• _THE TASK_
In full and without error, repeat the entries below.
====
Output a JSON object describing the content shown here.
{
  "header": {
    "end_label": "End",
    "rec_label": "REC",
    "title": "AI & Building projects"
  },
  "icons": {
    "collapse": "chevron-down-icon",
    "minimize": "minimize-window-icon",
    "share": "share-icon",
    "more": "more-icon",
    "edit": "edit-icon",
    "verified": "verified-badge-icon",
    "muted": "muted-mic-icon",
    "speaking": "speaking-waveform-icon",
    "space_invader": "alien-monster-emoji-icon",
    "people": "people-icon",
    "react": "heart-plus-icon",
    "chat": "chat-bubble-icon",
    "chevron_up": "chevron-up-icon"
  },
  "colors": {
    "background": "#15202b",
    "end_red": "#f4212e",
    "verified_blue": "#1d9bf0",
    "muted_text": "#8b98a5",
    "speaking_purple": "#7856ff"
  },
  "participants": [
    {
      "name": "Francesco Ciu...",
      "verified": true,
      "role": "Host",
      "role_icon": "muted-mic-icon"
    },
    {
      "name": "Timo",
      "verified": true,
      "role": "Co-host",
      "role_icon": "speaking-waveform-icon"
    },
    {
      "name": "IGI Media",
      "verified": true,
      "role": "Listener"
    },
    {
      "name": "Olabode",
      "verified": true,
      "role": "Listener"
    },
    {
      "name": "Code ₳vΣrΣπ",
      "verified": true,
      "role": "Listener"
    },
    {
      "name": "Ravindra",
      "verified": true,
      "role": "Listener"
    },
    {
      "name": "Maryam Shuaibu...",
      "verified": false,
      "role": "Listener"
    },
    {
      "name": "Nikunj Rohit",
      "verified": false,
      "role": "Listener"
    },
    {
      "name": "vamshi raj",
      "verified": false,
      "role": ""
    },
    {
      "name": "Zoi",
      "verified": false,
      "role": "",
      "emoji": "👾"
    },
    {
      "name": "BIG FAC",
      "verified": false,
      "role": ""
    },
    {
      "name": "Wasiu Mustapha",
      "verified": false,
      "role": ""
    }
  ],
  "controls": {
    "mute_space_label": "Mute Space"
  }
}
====
• _ANSWER BOX_
Output a JSON object describing the content shown here.
{
  "header": {
    "end_label": "End",
    "rec_label": "REC",
    "title": "AI & Building projects"
  },
  "icons": {
    "collapse": "chevron-down-icon",
    "minimize": "minimize-window-icon",
    "share": "share-icon",
    "more": "more-icon",
    "edit": "edit-icon",
    "verified": "verified-badge-icon",
    "muted": "muted-mic-icon",
    "speaking": "speaking-waveform-icon",
    "space_invader": "alien-monster-emoji-icon",
    "people": "people-icon",
    "react": "heart-plus-icon",
    "chat": "chat-bubble-icon",
    "chevron_up": "chevron-up-icon"
  },
  "colors": {
    "background": "#15202b",
    "end_red": "#f4212e",
    "verified_blue": "#1d9bf0",
    "muted_text": "#8b98a5",
    "speaking_purple": "#7856ff"
  },
  "participants": [
    {
      "name": "Francesco Ciu...",
      "verified": true,
      "role": "Host",
      "role_icon": "muted-mic-icon"
    },
    {
      "name": "Timo",
      "verified": true,
      "role": "Co-host",
      "role_icon": "speaking-waveform-icon"
    },
    {
      "name": "IGI Media",
      "verified": true,
      "role": "Listener"
    },
    {
      "name": "Olabode",
      "verified": true,
      "role": "Listener"
    },
    {
      "name": "Code ₳vΣrΣπ",
      "verified": true,
      "role": "Listener"
    },
    {
      "name": "Ravindra",
      "verified": true,
      "role": "Listener"
    },
    {
      "name": "Maryam Shuaibu...",
      "verified": false,
      "role": "Listener"
    },
    {
      "name": "Nikunj Rohit",
      "verified": false,
      "role": "Listener"
    },
    {
      "name": "vamshi raj",
      "verified": false,
      "role": ""
    },
    {
      "name": "Zoi",
      "verified": false,
      "role": "",
      "emoji": "👾"
    },
    {
      "name": "BIG FAC",
      "verified": false,
      "role": ""
    },
    {
      "name": "Wasiu Mustapha",
      "verified": false,
      "role": ""
    }
  ],
  "controls": {
    "mute_space_label": "Mute Space"
  }
}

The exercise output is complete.